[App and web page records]
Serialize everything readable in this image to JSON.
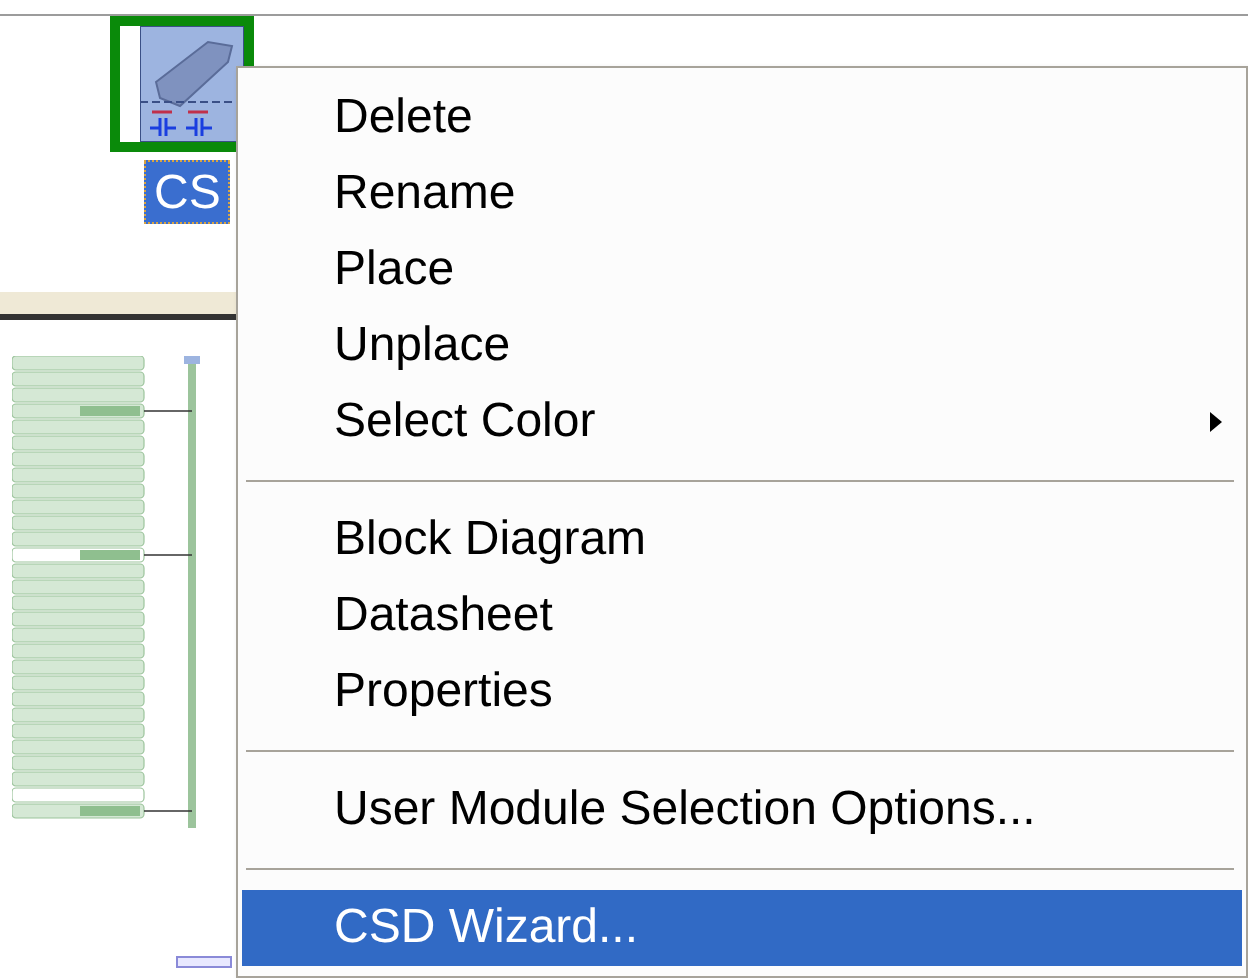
{
  "canvas": {
    "module": {
      "label": "CS",
      "selected": true
    }
  },
  "context_menu": {
    "items": [
      {
        "kind": "item",
        "label": "Delete",
        "selected": false
      },
      {
        "kind": "item",
        "label": "Rename",
        "selected": false
      },
      {
        "kind": "item",
        "label": "Place",
        "selected": false
      },
      {
        "kind": "item",
        "label": "Unplace",
        "selected": false
      },
      {
        "kind": "item",
        "label": "Select Color",
        "selected": false,
        "submenu": true
      },
      {
        "kind": "separator"
      },
      {
        "kind": "item",
        "label": "Block Diagram",
        "selected": false
      },
      {
        "kind": "item",
        "label": "Datasheet",
        "selected": false
      },
      {
        "kind": "item",
        "label": "Properties",
        "selected": false
      },
      {
        "kind": "separator"
      },
      {
        "kind": "item",
        "label": "User Module Selection Options...",
        "selected": false
      },
      {
        "kind": "separator"
      },
      {
        "kind": "item",
        "label": "CSD Wizard...",
        "selected": true
      }
    ]
  }
}
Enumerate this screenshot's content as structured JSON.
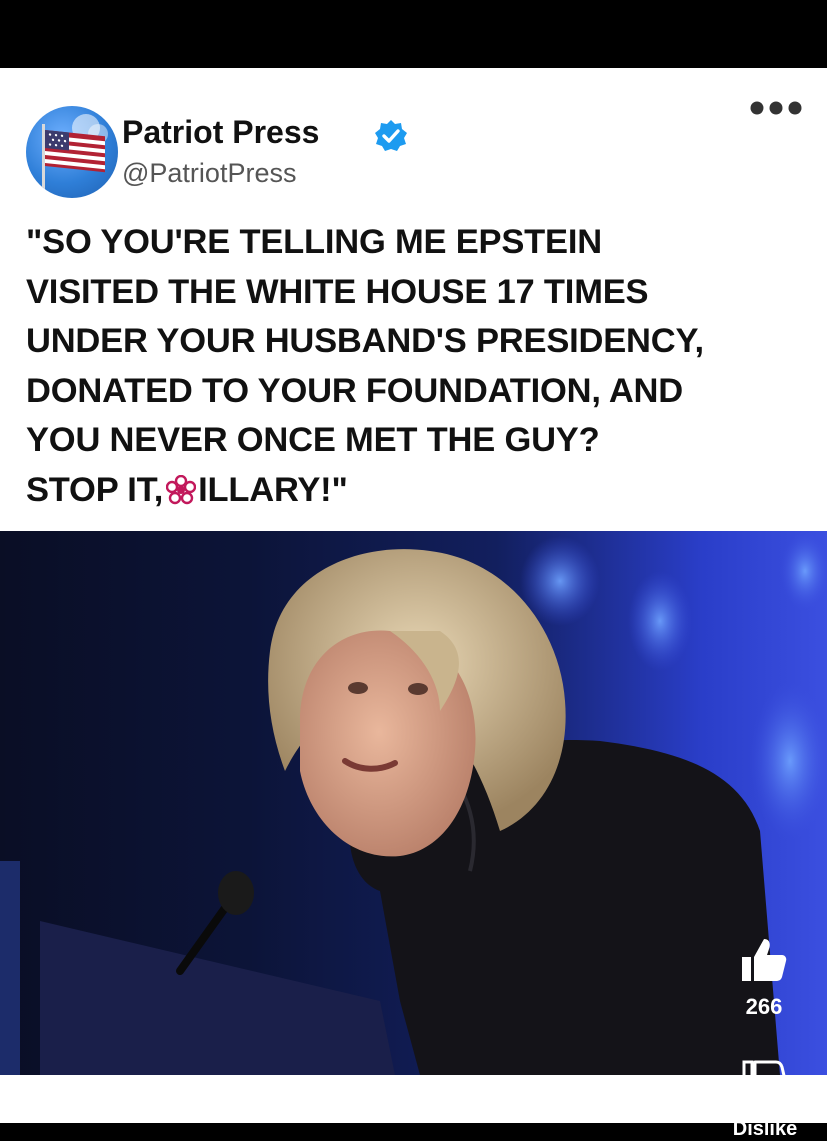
{
  "post": {
    "display_name": "Patriot Press",
    "handle": "@PatriotPress",
    "verified_icon": "verified-badge-icon",
    "more_icon": "more-options-icon",
    "quote_lines": [
      "\"SO YOU'RE TELLING ME EPSTEIN",
      "VISITED THE WHITE HOUSE 17 TIMES",
      "UNDER YOUR HUSBAND'S PRESIDENCY,",
      "DONATED TO YOUR FOUNDATION, AND",
      "YOU NEVER ONCE MET THE GUY?"
    ],
    "quote_last_prefix": "STOP IT,",
    "quote_last_suffix": "ILLARY!\"",
    "censor_icon": "pink-flower-icon"
  },
  "actions": {
    "like_icon": "thumbs-up-icon",
    "like_count": "266",
    "dislike_icon": "thumbs-down-icon",
    "dislike_label": "Dislike"
  },
  "colors": {
    "verified_blue": "#1d9bf0",
    "photo_background_blue": "#2a3ec9"
  }
}
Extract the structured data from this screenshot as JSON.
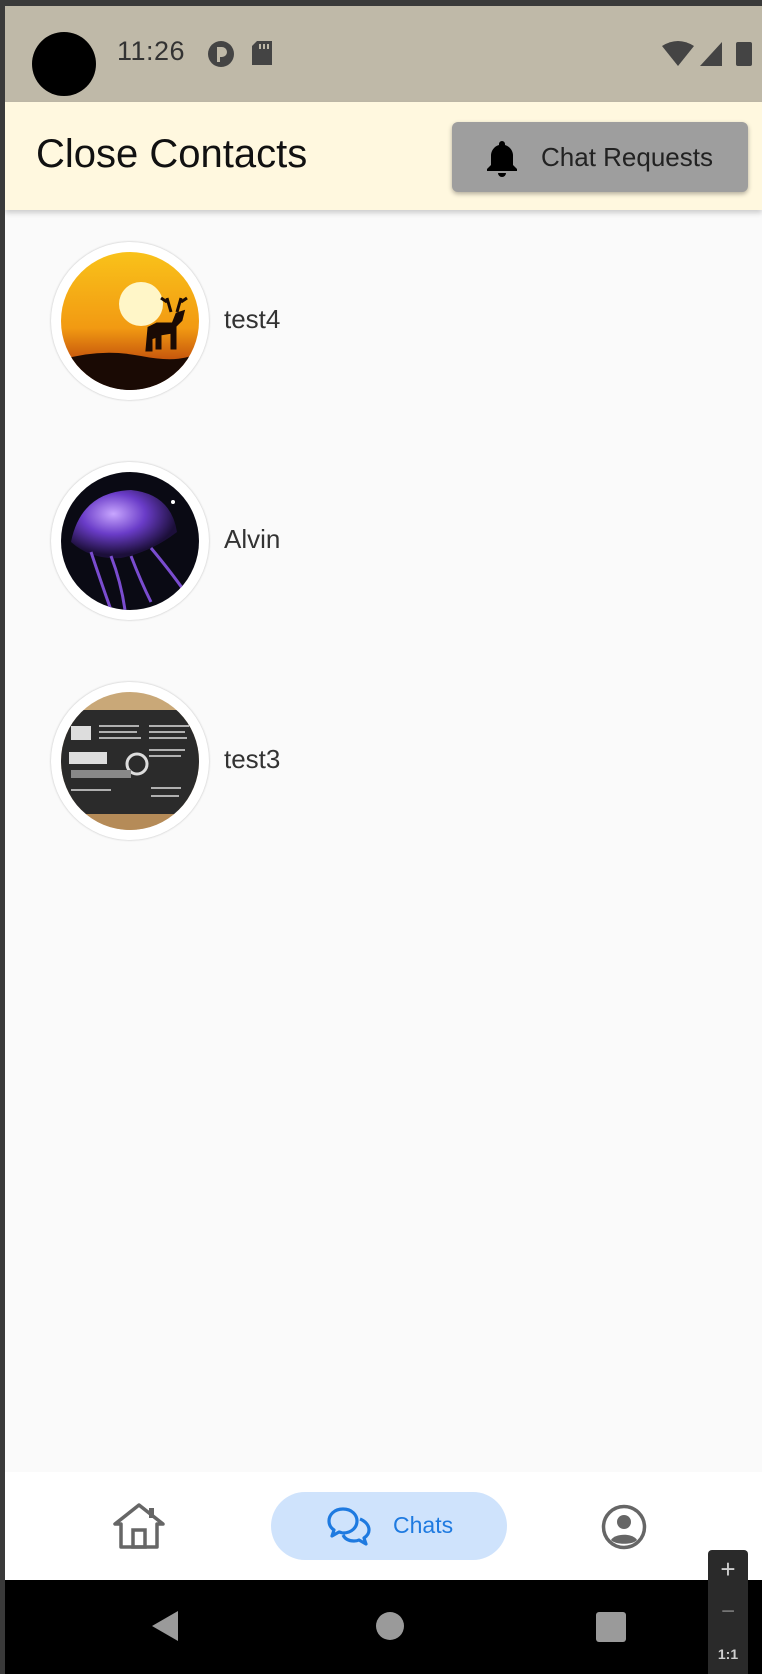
{
  "status_bar": {
    "time": "11:26"
  },
  "header": {
    "title": "Close Contacts",
    "chat_requests_label": "Chat Requests"
  },
  "contacts": [
    {
      "name": "test4"
    },
    {
      "name": "Alvin"
    },
    {
      "name": "test3"
    }
  ],
  "bottom_nav": {
    "chats_label": "Chats",
    "active": "chats"
  },
  "zoom": {
    "in": "+",
    "out": "−",
    "reset": "1:1"
  },
  "colors": {
    "status_bar": "#bfb9a8",
    "app_bar": "#fff8df",
    "chat_requests_button": "#9e9e9e",
    "active_nav_pill": "#cfe3fc",
    "active_nav_text": "#1e7ae0"
  }
}
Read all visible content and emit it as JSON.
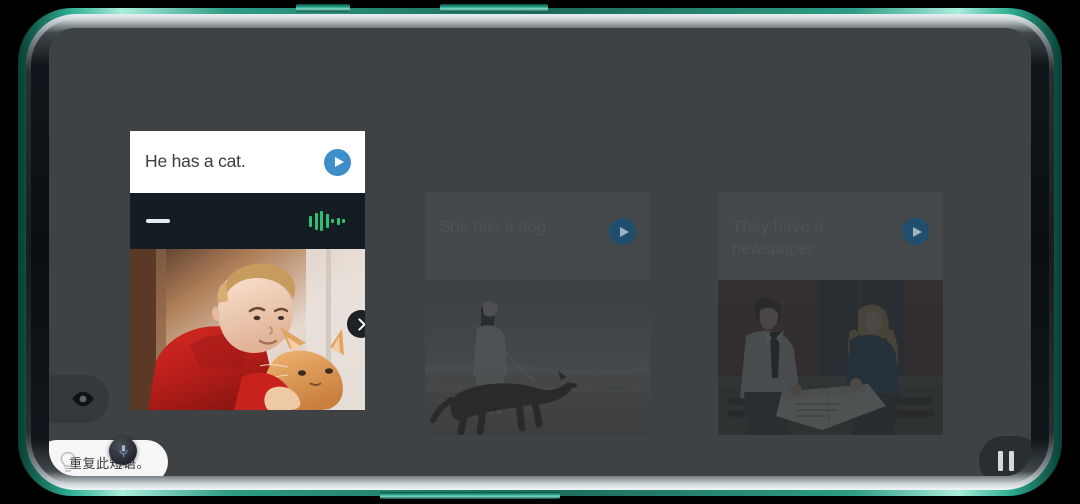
{
  "app": {
    "background_color": "#3f4245",
    "device_frame_color": "#2e9c85"
  },
  "controls": {
    "eye_button": {
      "icon": "eye-icon",
      "label": ""
    },
    "pause_button": {
      "icon": "pause-icon",
      "label": ""
    },
    "next_button": {
      "icon": "chevron-right-icon",
      "label": ""
    },
    "mic_orb": {
      "icon": "microphone-icon",
      "label": ""
    }
  },
  "hint": {
    "text": "重复此短语。",
    "icon": "lightbulb-icon"
  },
  "recording_bar": {
    "state_icon": "dash-icon",
    "waveform_icon": "audio-waveform-icon",
    "waveform_color": "#2fbf6e",
    "waveform_bars": [
      11,
      17,
      20,
      14,
      4,
      7,
      4
    ],
    "background_color": "#141c24"
  },
  "cards": [
    {
      "id": "card-active",
      "title": "He has a cat.",
      "play_icon": "play-icon",
      "play_color": "#3d8ec9",
      "state": "active",
      "image_alt": "boy-in-red-hoodie-holding-orange-cat"
    },
    {
      "id": "card-2",
      "title": "She has a dog.",
      "play_icon": "play-icon",
      "play_color": "#1f4e6e",
      "state": "dimmed",
      "image_alt": "woman-walking-dog-on-beach"
    },
    {
      "id": "card-3",
      "title": "They have a newspaper.",
      "play_icon": "play-icon",
      "play_color": "#1f4e6e",
      "state": "dimmed",
      "image_alt": "man-and-woman-on-bench-with-newspaper"
    }
  ]
}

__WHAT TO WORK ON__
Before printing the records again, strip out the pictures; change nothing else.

__EXERCISE RESULT__
Serialize everything readable in this image to JSON.
{
  "canvas": {
    "module": {
      "label": "CS",
      "selected": true
    }
  },
  "context_menu": {
    "items": [
      {
        "kind": "item",
        "label": "Delete",
        "selected": false
      },
      {
        "kind": "item",
        "label": "Rename",
        "selected": false
      },
      {
        "kind": "item",
        "label": "Place",
        "selected": false
      },
      {
        "kind": "item",
        "label": "Unplace",
        "selected": false
      },
      {
        "kind": "item",
        "label": "Select Color",
        "selected": false,
        "submenu": true
      },
      {
        "kind": "separator"
      },
      {
        "kind": "item",
        "label": "Block Diagram",
        "selected": false
      },
      {
        "kind": "item",
        "label": "Datasheet",
        "selected": false
      },
      {
        "kind": "item",
        "label": "Properties",
        "selected": false
      },
      {
        "kind": "separator"
      },
      {
        "kind": "item",
        "label": "User Module Selection Options...",
        "selected": false
      },
      {
        "kind": "separator"
      },
      {
        "kind": "item",
        "label": "CSD Wizard...",
        "selected": true
      }
    ]
  }
}
Enumerate this screenshot's content as structured JSON.
{
  "post": {
    "display_name": "Patriot Press",
    "handle": "@PatriotPress",
    "verified_icon": "verified-badge-icon",
    "more_icon": "more-options-icon",
    "quote_lines": [
      "\"SO YOU'RE TELLING ME EPSTEIN",
      "VISITED THE WHITE HOUSE 17 TIMES",
      "UNDER YOUR HUSBAND'S PRESIDENCY,",
      "DONATED TO YOUR FOUNDATION, AND",
      "YOU NEVER ONCE MET THE GUY?"
    ],
    "quote_last_prefix": "STOP IT,",
    "quote_last_suffix": "ILLARY!\"",
    "censor_icon": "pink-flower-icon"
  },
  "actions": {
    "like_icon": "thumbs-up-icon",
    "like_count": "266",
    "dislike_icon": "thumbs-down-icon",
    "dislike_label": "Dislike"
  },
  "colors": {
    "verified_blue": "#1d9bf0",
    "photo_background_blue": "#2a3ec9"
  }
}
Extract the structured data from this screenshot as JSON.
{
  "status_bar": {
    "time": "11:26"
  },
  "header": {
    "title": "Close Contacts",
    "chat_requests_label": "Chat Requests"
  },
  "contacts": [
    {
      "name": "test4"
    },
    {
      "name": "Alvin"
    },
    {
      "name": "test3"
    }
  ],
  "bottom_nav": {
    "chats_label": "Chats",
    "active": "chats"
  },
  "zoom": {
    "in": "+",
    "out": "−",
    "reset": "1:1"
  },
  "colors": {
    "status_bar": "#bfb9a8",
    "app_bar": "#fff8df",
    "chat_requests_button": "#9e9e9e",
    "active_nav_pill": "#cfe3fc",
    "active_nav_text": "#1e7ae0"
  }
}
Read all visible content and emit it as JSON.
{
  "app": {
    "background_color": "#3f4245",
    "device_frame_color": "#2e9c85"
  },
  "controls": {
    "eye_button": {
      "icon": "eye-icon",
      "label": ""
    },
    "pause_button": {
      "icon": "pause-icon",
      "label": ""
    },
    "next_button": {
      "icon": "chevron-right-icon",
      "label": ""
    },
    "mic_orb": {
      "icon": "microphone-icon",
      "label": ""
    }
  },
  "hint": {
    "text": "重复此短语。",
    "icon": "lightbulb-icon"
  },
  "recording_bar": {
    "state_icon": "dash-icon",
    "waveform_icon": "audio-waveform-icon",
    "waveform_color": "#2fbf6e",
    "waveform_bars": [
      11,
      17,
      20,
      14,
      4,
      7,
      4
    ],
    "background_color": "#141c24"
  },
  "cards": [
    {
      "id": "card-active",
      "title": "He has a cat.",
      "play_icon": "play-icon",
      "play_color": "#3d8ec9",
      "state": "active",
      "image_alt": "boy-in-red-hoodie-holding-orange-cat"
    },
    {
      "id": "card-2",
      "title": "She has a dog.",
      "play_icon": "play-icon",
      "play_color": "#1f4e6e",
      "state": "dimmed",
      "image_alt": "woman-walking-dog-on-beach"
    },
    {
      "id": "card-3",
      "title": "They have a newspaper.",
      "play_icon": "play-icon",
      "play_color": "#1f4e6e",
      "state": "dimmed",
      "image_alt": "man-and-woman-on-bench-with-newspaper"
    }
  ]
}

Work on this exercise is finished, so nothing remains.